Gay marriage, part the second
Rather than leave this material languishing in the comments to the original post, I'll present it here as grounds for more discussion. I'll craft another response in a new post, and then Vernunft will have the final word on the matter.
My response to the original post:
I'm not sure this argument really works. "Circle" is a fixed mathematical concept, while "marriage" is a malleable human instituition. Proponents of "gay marriage" are arguing for a change to marriage, and complaining that the term is nonsensical is merely pointing out that the proponents have not yet succeeded.Auskunft's response to my comment:
It's like claiming in 1970 that "no-fault divorce" is a meaningless combination of terms because divorce inherently involves fault. It's true to a point, but it doesn't actually address whether this change should be allowed. It's just pointing out that this change hasn't happened yet.
Then there's the linguistics argument that it's not nonsensical because it's successfully transmitting information. Where "square circle" is a null concept, "gay marriage" is simply a new concept, and even though a listener is opposed to the concept, he or she still understands what is meant by the phrase.
Vern argues that "marriage" is indeed NOT a malleable institution (lovely phrase, by the way). Why should it be so? His argument postulates that the definition of "marriage" is not up for debate, and is valid. The onus is on the advocates to explain why the definition should change.Vernunft's response to my comment:
Furthermore, the mathematician in me would also like to quickly comment on the example of a circle; it is not so clearly fixed a concept as you believe. A circle is the locus of all points (vectors) in a plane the same distance (norm) from a point (origin). In any weighted or non-Euclidean inner product space this will not look like the circle with which we are all familiar.
I, of course, leave it to someone else to take on the metamathematical and linguistic significance of this (as I leave it up to someone else to write pretty much everything on this blog).
Freiheit - I think that whether "marriage" and "circle" have independent conceptual significance is a question about realism. Marriage is a human institution that is created to serve certain ends, right? But then a circle is a mathematical concept created (perhaps) to serve other human purposes. "Circle" is a fixed concept if one of two things is true: either a circle is metaphysically independent of human thought, so nothing in our changing needs could affect the concept in any way; or a circle is the only way the human mind can think about a certain aspect of geometry, and that way of thinking could not be different for any human mind.
Putting two homosexuals together and calling it "marriage" may be possible in the limited sense that one can draw any old picture on graph paper and call it a "circle." If "marriage" means something, and I think it does, it must have certain features. Can a homosexual couple replicate those features? What is the policy goal to be pursued by allowing the functional equivalent of marriage to a union that has so few of the features of marriage? Because "gay marriage" does not exist, it seems the burden is on those trying to extend the definition.
Legally, we can decree a great many nonsensical things.
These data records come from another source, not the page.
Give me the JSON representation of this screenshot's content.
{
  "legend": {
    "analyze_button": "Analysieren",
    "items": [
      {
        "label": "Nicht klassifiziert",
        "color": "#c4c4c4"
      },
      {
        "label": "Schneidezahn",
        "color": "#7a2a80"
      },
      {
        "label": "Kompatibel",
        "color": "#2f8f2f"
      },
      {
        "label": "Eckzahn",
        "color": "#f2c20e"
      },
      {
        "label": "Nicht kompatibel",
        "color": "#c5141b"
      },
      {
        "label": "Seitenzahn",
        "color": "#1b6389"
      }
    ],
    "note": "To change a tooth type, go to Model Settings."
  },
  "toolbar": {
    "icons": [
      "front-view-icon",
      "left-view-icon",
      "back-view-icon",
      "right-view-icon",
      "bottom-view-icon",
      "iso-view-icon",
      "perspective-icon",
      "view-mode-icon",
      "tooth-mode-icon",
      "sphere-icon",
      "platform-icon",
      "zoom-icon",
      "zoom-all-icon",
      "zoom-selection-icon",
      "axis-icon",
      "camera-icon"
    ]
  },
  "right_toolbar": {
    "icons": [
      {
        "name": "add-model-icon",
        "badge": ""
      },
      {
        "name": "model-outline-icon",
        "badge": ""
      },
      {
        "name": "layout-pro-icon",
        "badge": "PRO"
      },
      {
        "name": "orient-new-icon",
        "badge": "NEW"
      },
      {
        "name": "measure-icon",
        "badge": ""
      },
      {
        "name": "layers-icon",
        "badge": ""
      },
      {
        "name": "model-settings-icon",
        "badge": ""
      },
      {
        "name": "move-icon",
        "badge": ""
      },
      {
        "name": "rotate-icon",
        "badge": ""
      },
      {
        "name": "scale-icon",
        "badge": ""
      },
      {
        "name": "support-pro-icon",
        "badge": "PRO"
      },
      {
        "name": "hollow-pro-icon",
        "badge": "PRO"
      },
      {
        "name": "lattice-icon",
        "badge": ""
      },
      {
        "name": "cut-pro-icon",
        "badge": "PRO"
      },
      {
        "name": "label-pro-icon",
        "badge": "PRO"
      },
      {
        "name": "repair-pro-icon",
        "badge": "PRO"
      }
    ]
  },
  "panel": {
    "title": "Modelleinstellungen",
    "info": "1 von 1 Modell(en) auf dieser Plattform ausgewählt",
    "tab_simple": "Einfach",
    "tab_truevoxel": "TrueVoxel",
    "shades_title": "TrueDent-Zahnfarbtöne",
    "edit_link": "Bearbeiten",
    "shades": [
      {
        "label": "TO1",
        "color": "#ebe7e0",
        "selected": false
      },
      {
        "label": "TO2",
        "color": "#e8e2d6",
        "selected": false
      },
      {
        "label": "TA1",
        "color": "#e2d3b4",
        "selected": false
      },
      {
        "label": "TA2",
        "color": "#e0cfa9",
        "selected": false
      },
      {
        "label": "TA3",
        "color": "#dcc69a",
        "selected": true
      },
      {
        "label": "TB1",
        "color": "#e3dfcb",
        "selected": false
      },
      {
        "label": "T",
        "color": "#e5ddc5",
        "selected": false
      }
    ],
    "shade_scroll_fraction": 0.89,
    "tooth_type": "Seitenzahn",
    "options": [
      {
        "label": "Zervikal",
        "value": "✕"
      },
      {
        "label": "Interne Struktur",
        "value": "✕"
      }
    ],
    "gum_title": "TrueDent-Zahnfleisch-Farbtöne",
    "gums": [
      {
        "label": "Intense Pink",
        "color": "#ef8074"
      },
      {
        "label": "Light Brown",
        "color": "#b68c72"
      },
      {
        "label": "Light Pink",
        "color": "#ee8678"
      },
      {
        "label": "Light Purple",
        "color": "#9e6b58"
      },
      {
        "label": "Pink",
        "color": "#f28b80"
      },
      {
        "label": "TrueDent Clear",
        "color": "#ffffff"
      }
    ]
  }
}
Sometimes, we have to. We have to establish a reasonably fixed definition of "cause" in order to make administration of the law possible, and that Hume thought causation impossible need not worry us. But we could also legally decree that pi is equal to 3. I think a legislature once tried to do that. The question is not law's power over human relations but the utility of ignoring real meaning in favor of legal meaning.
I would argue that "gay marriage" does not actually transmit information because it expresses nothing more than this: two (or more) homosexuals enjoying all the legal benefits of marriage as if they were a man and a woman married to each other. It is "as if they were married" because, I contend, the idea of two homosexuals' being married is impossible to comprehend, because it contradicts the definition of "marriage." So an analogy is necessary, but one that does not fully make comprehensible the concept, which is essentially nothing. Put the two men (or women, or more than two, I don't really see why not, if the definition is already changing) together in the mind; give this union certain legal consequences; still it is not a marriage.